Ignoring our Grandparents' Stories

Yah, yah, yah... "Those who cannot remember the past are condemned to repeat it.1 "

Vårt Land, 18 October 1918, p 8 (back page). Strong measures ordered by the
Department of Health to stem the outbreak of the Spanish flu, including closure
 of schools, churches, theaters and other gatherings in Jamestown. It also called
 for people who were sick to remain at home and for those people who were healthy
 to minimize their own possible exposure. 
History provides an enormous base of data (personal stories) that we can mine to learn about positive and negative responses to big events, like a pandemic.  I've heard some news reports declaring that the closing of schools and churches is unprecedented. But, we've had this experience before.
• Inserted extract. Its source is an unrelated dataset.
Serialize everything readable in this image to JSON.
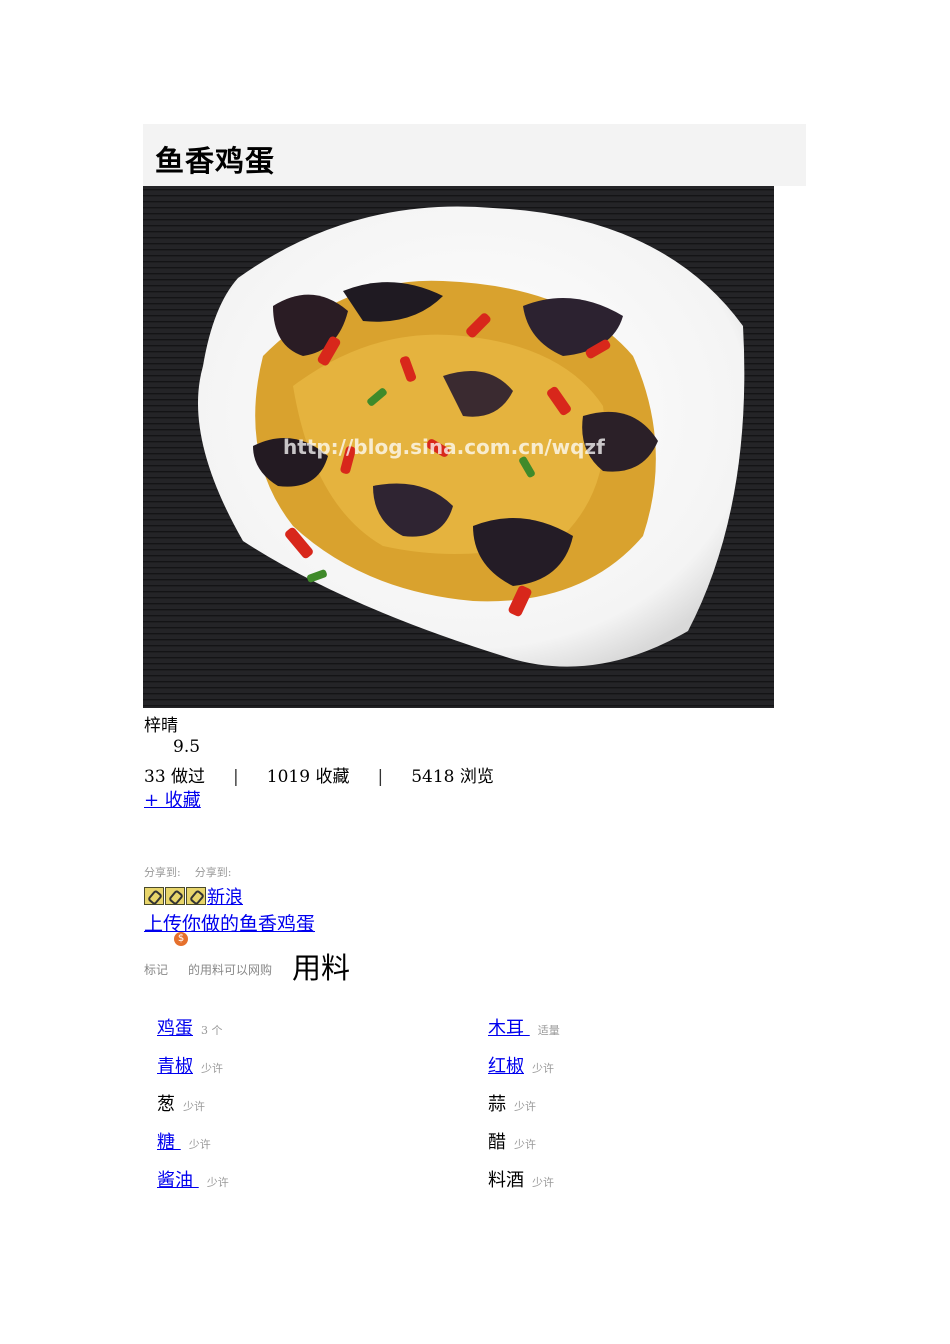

My grandmother remembered that she was kept home from school in Jamestown for several weeks during the Spanish flu epidemic of 1918-1919; she didn't have bad memories from this time, only that it was unusual.  Her generation is no longer with us to provide their personal experiences, but a century of research and analysis of this major pandemic has informed our Public Health systems and the specialization in Epidemiology.

I have been reading articles that appeared in our local newspaper, the Jamestown Evening Journal, during this period.  One news story discussed local efforts to get food to those who were sick and quarantined at home.

I found this blog The Flu Epidemic of 1918  by Pauline Toole on the NYC Department of Records & Information Services website to be interesting.  I wish all the best to that department and those with similar responsibilities during this crisis.  In Spain this week (which is not where the Spanish flu originated2   – take that Kansas! ) people were on their balconies cheering and clapping for their health workers.  This is going to be a long slog for all those in this calling and we need to do all that we can to make their efforts more effective and safe.

  1. "Progress, far from consisting in change, depends on retentiveness. When change is absolute there remains no being to improve and no direction is set for possible improvement: and when experience is not retained, as among savages, infancy is perpetual. Those who cannot remember the past are condemned to repeat it." George Santayana, Common Sense, Vol 1 (1905), p 284. 
  2. The origin of the naming of the influenza outbreak in 1918 that came to be called the Spanish flu is explained in this paper by Jonas Holtenius and Anna Gillman:  The Spanish flu in Uppsala, clinical and epidemiological impact of the influenza pandemic 1918–1919 on a Swedish county,  and an interesting side note about current tinkering with history was written by Catte Black. "Wikipedia Slashes Spanish Flu Death Rate From 20% to 2% is a quite a drop. What’s going on?"